A 28-year-old billionaire asset manager is driven across Manhattan in a stretch limo to get a haircut. Of course the film — based on the novel of the same name by American essayist, playwright, and novelist Don DeLillo (White Noise, Mao II, Underworld), in turn a re-interpretation of James Augusta Aloysius Joyce’s Ulysses (especially in the hands of director David Cronenberg) — is the basis for quite a bit more than a cruise to a short-back-and-sides, amounting, in fact, to an enormous statement on the modern 1%er individual, society, and the ancient eXistentL human condition.
Being the day of the US president’s visit and the funeral of a famous, favorite musician, the traffic-jam filled transportation brings a series of characters — wife Elise (Sarah Gadon), assorted sex partners, doctor giving him his daily prostate exam — into the back seat office of billionaire Eric Packer (Robert Pattinson) while he’s busy currency speculating, literally making a killing, and generally self-destructing. Other characters who drop in include his art consultant (Juliette Binoche), his chief adviser (Samantha Morton), and a rap singer (K’naan), as well as other assorted oddballs played by Paul Giamatti, Mathieu Amalric, Jay Baruchel, and Kevin Durand.
The soundtrack was composed by Howard Shore with additional songs and performances by Canadian indie rockers Metric and Somali rapper K’naan.
Video: 1.85:1. Audio: DTS-HD Master Audio 5.1. Extras: director’s commentary, “Citizens of Cosmopolis” feature-length documentary, 30 minutes of interviews with cast and crew.

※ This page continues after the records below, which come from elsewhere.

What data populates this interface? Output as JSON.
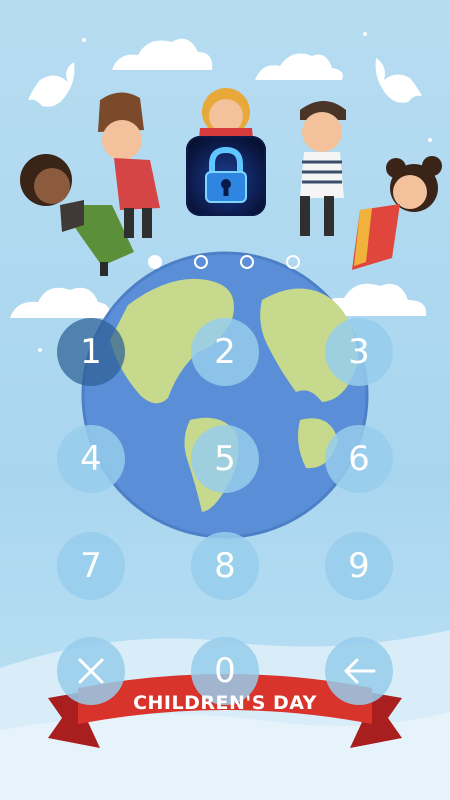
{
  "passcode": {
    "dots": [
      {
        "state": "filled"
      },
      {
        "state": "empty"
      },
      {
        "state": "empty"
      },
      {
        "state": "empty"
      }
    ],
    "keys": [
      {
        "label": "1",
        "name": "key-1",
        "active": true
      },
      {
        "label": "2",
        "name": "key-2"
      },
      {
        "label": "3",
        "name": "key-3"
      },
      {
        "label": "4",
        "name": "key-4"
      },
      {
        "label": "5",
        "name": "key-5"
      },
      {
        "label": "6",
        "name": "key-6"
      },
      {
        "label": "7",
        "name": "key-7"
      },
      {
        "label": "8",
        "name": "key-8"
      },
      {
        "label": "9",
        "name": "key-9"
      },
      {
        "icon": "close-icon",
        "name": "clear-button"
      },
      {
        "label": "0",
        "name": "key-0"
      },
      {
        "icon": "backspace-arrow-icon",
        "name": "backspace-button"
      }
    ]
  },
  "banner": {
    "text": "CHILDREN'S DAY"
  },
  "lock_icon": "padlock-icon",
  "colors": {
    "background": "#b6dcf1",
    "key_fill": "#96cdec",
    "key_active": "#2e6096",
    "ribbon": "#d9342b",
    "ocean": "#5a8fd8",
    "land": "#c7d98c"
  }
}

Studio: Entertainment One.
In this Canadian version of the successful BBC series adapted by husband-and-wife team Jeremy Carver and Anna Fricke, three friends — a vampire, a werewolf, and ghost — share a house in Boston together. As always, being housemates is the real problem for these twenty-somethings, but their peculiar hobbies and peccadillos do also create some inter-housel, inter-racial issues. Aidan Waite (Sam Witwer), who, as a vampire since the Revolutionary War, makes the logical career choice to become a nurse in a hospital. Josh Levison (Sam Huntington) is a Jewish werewolf. He works as an orderly at the same hospital. Sally Malik (Meaghan Rath) is a ghost haunting Waite and Levison’s house and therefor doesn’t pay her share of the rent.
In Season 2 Waite encourages the vampires who used to follow Bishop to drink bagged blood instead of humans, Sally discovers she can take over living bodies, Nora Sergeant (Kristen Hager) — Levison’s nurse girlfriend whom he’d accidentally turned into another werewolf — is, understandably, irritated with him, queen of the vampires Mother (Deena Aziz) decides that all the vampires who were turned by Bishop should die (again) so that her daughter, Suren (Dichen Lachman), assisted by Waite, will rule over Boston.
This 4-disc set contains all 13 Season 2 episodes.
Video: 1.78:1. Audio: DTS-HD Master Audio 5.1, Dolby Digital 5.1. Extras: 60-minute making-of featurette, “Being Human Problems” featurette, 48-minute Being Human panel discussion from San Diego Comic-Con 2012 with the principal cast and co-executive producer Anna Fricke. Studio: Entertainment One.